The Presidential Early Career Awards for Scientists and Engineers (PECASE) represent the highest honor bestowed by the United States Government on science and engineering professionals in the early stages of their independent research careers. The recipients are employed or funded by the following departments and agencies: Department of Agriculture, Department of Commerce, Department of Defense, Department of Education, Department of Energy, Department of Health and Human Services, Department of the Interior, Department of Veteran Affairs, Environmental Protection Agency, National Aeronautics and Space Administration, and the National Science Foundation, which join together annually to nominate the most meritorious scientists and engineers whose early accomplishments show the greatest promise for assuring America's preeminence in science and engineering and contributing to the awarding agencies' missions. The awards, established by President Clinton in 1996, are coordinated by the Office of Science and Technology Policy within the Executive Office of the President. Awardees are selected for their pursuit of innovative research at the frontiers of science and technology and their commitment to community service as demonstrated through scientific leadership, public education, or community outreach.
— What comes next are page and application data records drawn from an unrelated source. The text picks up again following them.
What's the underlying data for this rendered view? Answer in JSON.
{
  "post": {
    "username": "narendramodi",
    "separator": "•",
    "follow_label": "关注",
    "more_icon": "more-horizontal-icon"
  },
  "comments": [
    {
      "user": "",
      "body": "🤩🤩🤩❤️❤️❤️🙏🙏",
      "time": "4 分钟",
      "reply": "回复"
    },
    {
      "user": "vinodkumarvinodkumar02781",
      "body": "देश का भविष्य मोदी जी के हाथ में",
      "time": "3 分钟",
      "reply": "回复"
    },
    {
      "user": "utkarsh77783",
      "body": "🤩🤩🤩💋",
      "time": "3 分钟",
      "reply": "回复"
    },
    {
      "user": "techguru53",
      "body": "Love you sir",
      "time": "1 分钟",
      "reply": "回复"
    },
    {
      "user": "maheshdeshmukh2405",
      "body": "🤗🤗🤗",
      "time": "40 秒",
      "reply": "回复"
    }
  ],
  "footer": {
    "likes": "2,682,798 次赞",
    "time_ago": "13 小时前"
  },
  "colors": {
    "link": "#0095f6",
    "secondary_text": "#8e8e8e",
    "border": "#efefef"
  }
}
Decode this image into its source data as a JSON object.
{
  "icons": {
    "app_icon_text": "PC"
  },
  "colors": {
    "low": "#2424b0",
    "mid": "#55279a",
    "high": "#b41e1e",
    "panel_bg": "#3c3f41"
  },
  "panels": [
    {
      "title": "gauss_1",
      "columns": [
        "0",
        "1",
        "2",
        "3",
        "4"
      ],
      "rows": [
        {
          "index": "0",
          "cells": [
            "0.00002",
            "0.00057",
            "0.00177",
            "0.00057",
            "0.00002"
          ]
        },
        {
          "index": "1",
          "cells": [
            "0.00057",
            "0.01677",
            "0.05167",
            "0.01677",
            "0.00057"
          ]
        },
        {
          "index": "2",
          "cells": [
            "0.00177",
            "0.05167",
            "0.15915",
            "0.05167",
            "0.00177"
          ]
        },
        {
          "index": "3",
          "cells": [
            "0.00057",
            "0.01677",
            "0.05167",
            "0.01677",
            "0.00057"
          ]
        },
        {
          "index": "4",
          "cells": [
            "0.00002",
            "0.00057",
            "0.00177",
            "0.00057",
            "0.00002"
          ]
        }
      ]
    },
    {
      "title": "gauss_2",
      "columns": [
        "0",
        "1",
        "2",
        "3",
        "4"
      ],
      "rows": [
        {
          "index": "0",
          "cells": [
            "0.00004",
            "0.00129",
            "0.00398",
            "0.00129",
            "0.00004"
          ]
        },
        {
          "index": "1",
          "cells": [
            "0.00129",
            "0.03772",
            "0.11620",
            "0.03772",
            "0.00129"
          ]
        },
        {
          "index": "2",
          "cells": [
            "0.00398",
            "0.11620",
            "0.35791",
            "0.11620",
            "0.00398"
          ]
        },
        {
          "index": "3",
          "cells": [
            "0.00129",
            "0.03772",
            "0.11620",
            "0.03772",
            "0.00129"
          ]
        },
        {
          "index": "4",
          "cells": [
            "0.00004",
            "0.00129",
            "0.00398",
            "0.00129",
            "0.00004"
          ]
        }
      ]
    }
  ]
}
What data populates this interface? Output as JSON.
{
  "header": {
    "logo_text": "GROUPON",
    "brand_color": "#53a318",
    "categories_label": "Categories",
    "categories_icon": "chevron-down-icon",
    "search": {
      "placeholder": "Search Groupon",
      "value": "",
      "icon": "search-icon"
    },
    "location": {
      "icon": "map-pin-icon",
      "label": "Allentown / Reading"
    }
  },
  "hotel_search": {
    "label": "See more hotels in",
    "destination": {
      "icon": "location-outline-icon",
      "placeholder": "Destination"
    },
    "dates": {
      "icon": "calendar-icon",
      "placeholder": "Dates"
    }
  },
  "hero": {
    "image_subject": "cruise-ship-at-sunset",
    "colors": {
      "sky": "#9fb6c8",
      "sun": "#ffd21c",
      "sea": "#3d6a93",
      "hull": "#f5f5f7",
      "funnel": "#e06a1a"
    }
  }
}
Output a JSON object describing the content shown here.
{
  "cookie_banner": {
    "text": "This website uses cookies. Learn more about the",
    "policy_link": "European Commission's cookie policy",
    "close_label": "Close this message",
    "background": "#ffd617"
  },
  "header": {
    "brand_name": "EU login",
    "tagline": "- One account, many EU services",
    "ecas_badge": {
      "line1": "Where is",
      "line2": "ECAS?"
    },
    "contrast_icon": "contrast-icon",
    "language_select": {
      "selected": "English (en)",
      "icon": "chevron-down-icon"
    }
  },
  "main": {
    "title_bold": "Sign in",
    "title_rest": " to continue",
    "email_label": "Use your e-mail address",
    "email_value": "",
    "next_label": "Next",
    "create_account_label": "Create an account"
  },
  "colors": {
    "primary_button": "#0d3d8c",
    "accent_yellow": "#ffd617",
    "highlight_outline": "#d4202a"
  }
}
Presidential Early Career Awards for Scientists and Engineers
Dr. Ian Coddington is recognized for pioneering rapid, precision metrology tools based on robust, low-cost fiber frequency comb sources that have positioned him at the forefront of remote sensing and spectroscopy research and for contributions to early child development and science enrichment programs in his community. Dr. Coddington's internationally-acclaimed research has dramatically broadened the impact of frequency combs to cover critical sensing problems of national importance, such as precise and accurate spectroscopy of airborne chemicals and absolute distance measurements over kilometers with nanometer precision.
In his brief career, Dr. Coddington has authored 50 refereed papers that have been cited over 1000 times by other research groups. These publications describe diverse accomplishments in spectroscopy, laser measurements, remote sensing, and Bose-Einstein condensate dynamics. Especially noteworthy are his articles on Bose-Einstein condensate dynamics; precision dual comb spectroscopy; rapid precision light detection and ranging (LIDAR); and coherent optical links. Even three years after its demonstration, Dr. Coddington's dual-comb spectrometer exceeds the resolution, accuracy and spectral span of other comb-based systems, often by orders of magnitude. The combination of high scan rates, precision and accuracy of his LIDAR system remains unmatched by any other comb technique. This ability to perform accurate metrology on rapidly tuned lasers opens up new areas of remote sensing through the use of arbitrary cw optical waveforms.